Copyright © 2012 AlphaMed Press
Volume 30, Issue 10, pages 2248–2260, October 2012
How to Cite
Putman, D. M., Liu, K. Y., Broughton, H. C., Bell, G. I. and Hess, D. A. (2012), Umbilical Cord Blood-Derived Aldehyde Dehydrogenase-Expressing Progenitor Cells Promote Recovery from Acute Ischemic Injury. STEM CELLS, 30: 2248–2260. doi: 10.1002/stem.1206
Author contributions: D.P.: conception and design, collection and assembly of data, data analysis and interpretation, manuscript writing, and final approval of manuscript; K.L. and G.B.: collection and assembly of data and data analysis and interpretation; H.B.: collection and assembly of data; D.H.: conception and design, financial support, collection and assembly of data, data analysis and interpretation, manuscript writing, and final approval of manuscript.
Disclosure of potential conflicts of interest is found at the end of this article.

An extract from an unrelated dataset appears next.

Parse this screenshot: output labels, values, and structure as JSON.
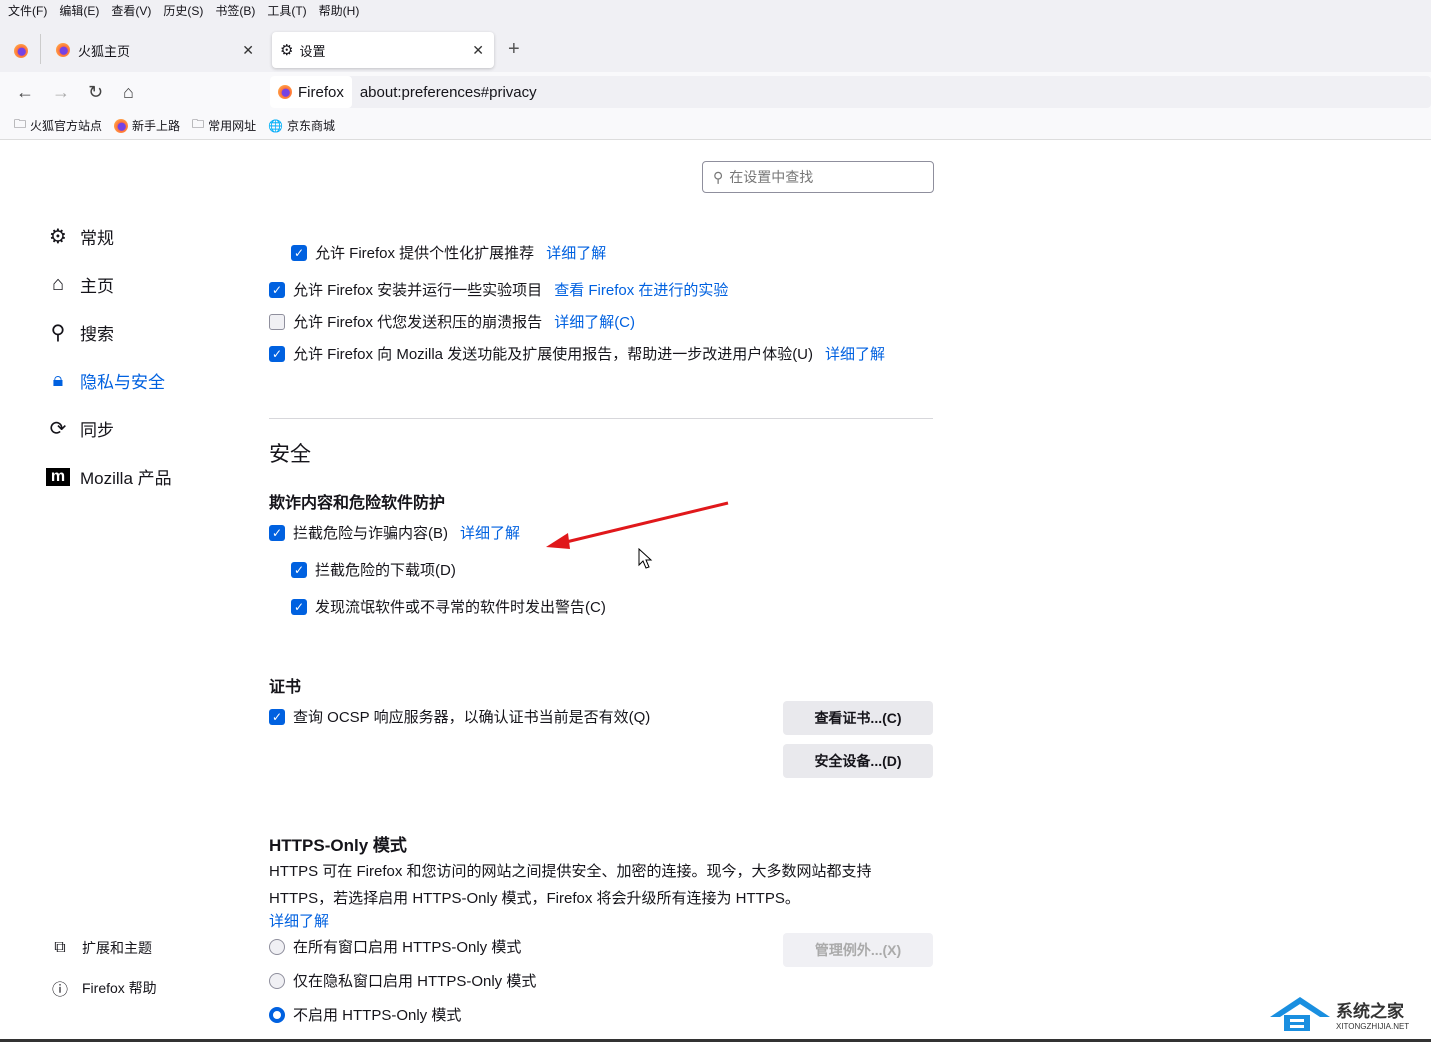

First published online in STEM CELLSEXPRESS August 16, 2012.
- Issue online: 20 SEP 2012
- Version of Record online: 20 SEP 2012
- Accepted manuscript online: 16 AUG 2012 02:40PM EST
- Manuscript Accepted: 11 JUL 2012
- Manuscript Received: 24 MAY 2012
- Canadian Institutes of Health Research. Grant Numbers: MOP#86759, grant-in-aid (NA 7295)
- MacDonald scholarship/new investigator salary award
- Heart and Stroke Foundation of Canada
- Canadian Institutes of Health Research studentship
- London Regional Flow Cytometry Facility
- London Regional Genomics Facility
- Hematopoietic progenitors;
- Umbilical cord blood;
- Ischemic disease
Umbilical cord blood (UCB) represents a readily available source of hematopoietic and endothelial precursors at early ontogeny. Understanding the proangiogenic functions of these somatic progenitor subtypes after transplantation is integral to the development of improved cell-based therapies to treat ischemic diseases. We used fluorescence-activated cell sorting to purify a rare (<0.5%) population of UCB cells with high aldehyde dehydrogenase (ALDHhi) activity, a conserved stem/progenitor cell function. ALDHhi cells were depleted of mature monocytes and T- and B-lymphocytes and were enriched for early myeloid (CD33) and stem cell-associated (CD34, CD133, and CD117) phenotypes. Although these cells were primarily hematopoietic in origin, UCB ALDHhi cells demonstrated a proangiogenic transcription profile and were highly enriched for both multipotent myeloid and endothelial colony-forming cells in vitro. Coculture of ALDHhi cells in hanging transwells promoted the survival of human umbilical vein endothelial cells (HUVEC) under growth factor-free and serum-free conditions. On growth factor depleted matrigel, ALDHhi cells significantly increased tube-like cord formation by HUVEC. After induction of acute unilateral hind limb ischemia by femoral artery ligation, transplantation of ALDHhi cells significantly enhanced the recovery of perfusion in ischemic limbs. Despite transient engraftment in the ischemic hind limb, early recruitment of ALDHhi cells into ischemic muscle tissue correlated with increased murine von Willebrand factor blood vessel and CD31+ capillary densities. Thus, UCB ALDHhi cells represent a readily available population of proangiogenic progenitors that promote vascular regeneration. This work provides preclinical justification for the development of therapeutic strategies to treat ischemic diseases using UCB-derived ALDHhi mixed progenitor cells. STEM Cells2012;30:2248–2260